He implies that when we talk about whether a gift is “good” or “meaningful,” we really are evaluating its value in use. While a $20 bill has a significant value in exchange, it has little if any value in use. On the other hand, a bottle of wine brought to a dinner party holds a certain value in use — it can be put directly into use at the party — as well as some value in exchange.

What differentiates gifts of the same value?

All right, so cash doesn’t make the cut. But outside of the restricted context of the dinner party, picking the right gift for a person is just so difficult. It’s possible to establish a fixed value in use and still find two items which lead to radically different reactions from the recipient. I can’t help but use Munger’s example:

Suppose that for your [Russ Roberts] wife’s birthday you bought her a new vacuum cleaner. Let’s suppose it’s a really, really nice new vacuum cleaner. It’s still a cold night at the Roberts house.

Even the most state-of-the-art vacuum cleaner would still be an offensive gift in this scenario. It seems in this case that the gift actually has too much direct utility. We want gifts, rather, that are something of a surprise: something we didn’t know we wanted.

Hold on a second — we’re in a society where people try to “surprise” a recipient by subverting his idea of what would maximize his own utility? And the recipient wants (or expects) the surprise? Something is wrong here.

Munger poses an addition to this theory by holding that the best gift is more than just a signal: it is a costly signal. In spending more money than is likely necessary on a gift which we expect to surprise its recipient, we signal multiple things:

  1. I am willing to spend my free time searching for a “good” gift.
  2. I am willing to spend more money than the recipient might consider reasonable on the gift that I find.
  3. I know the recipient well enough that I am confident this gift will be a good surprise.

This act of costly signaling reinforces our altruistic image in the recipient’s eyes, and also distinguishes the gift from what could otherwise be interpreted as a compensation or bribe — an idea that no one would want to support in giving a gift to another.

It’s not clear that the task of gift-buying will be any less painful now that the economic principles behind it have been demystified. But at least you can know exactly what you’re talking about as you trod through shopping malls and grumble to yourself: these costly signals just cost too much!

Further reading

  1. I’m operating under the assumption in this post that the primary purpose of giving a gift is to signal altruism toward the recipient of the gift. In other words: we give gifts to let people know that we care about them. 

  2. And perhaps most importantly, I have signaled by giving this gift that I care about the giftee. So much so, in fact, that I’ve prized his/her interest above all in choosing to give a cash gift. 

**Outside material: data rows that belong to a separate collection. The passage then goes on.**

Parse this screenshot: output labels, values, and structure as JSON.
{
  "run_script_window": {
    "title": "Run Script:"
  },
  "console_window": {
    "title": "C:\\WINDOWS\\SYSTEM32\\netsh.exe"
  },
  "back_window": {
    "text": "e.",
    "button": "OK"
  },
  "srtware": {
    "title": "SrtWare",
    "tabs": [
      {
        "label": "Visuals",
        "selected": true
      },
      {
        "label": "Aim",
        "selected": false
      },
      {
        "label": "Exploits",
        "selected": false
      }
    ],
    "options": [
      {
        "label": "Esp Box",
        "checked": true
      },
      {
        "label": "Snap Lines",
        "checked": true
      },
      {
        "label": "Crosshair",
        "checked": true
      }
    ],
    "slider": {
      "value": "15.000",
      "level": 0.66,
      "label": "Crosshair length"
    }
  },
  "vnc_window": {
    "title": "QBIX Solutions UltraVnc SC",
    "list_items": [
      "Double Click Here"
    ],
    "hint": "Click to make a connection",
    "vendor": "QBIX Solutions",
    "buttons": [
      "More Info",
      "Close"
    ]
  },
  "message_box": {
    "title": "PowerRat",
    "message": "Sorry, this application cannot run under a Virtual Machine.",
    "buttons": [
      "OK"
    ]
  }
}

  3. For the record, I have gone through with this strategy several times… albeit with widely varying degrees of success. 

  4. As this topic is far out of my field I wasn’t able to quickly find a canonical article or book on this subject. If anyone knows a better source, please let me know!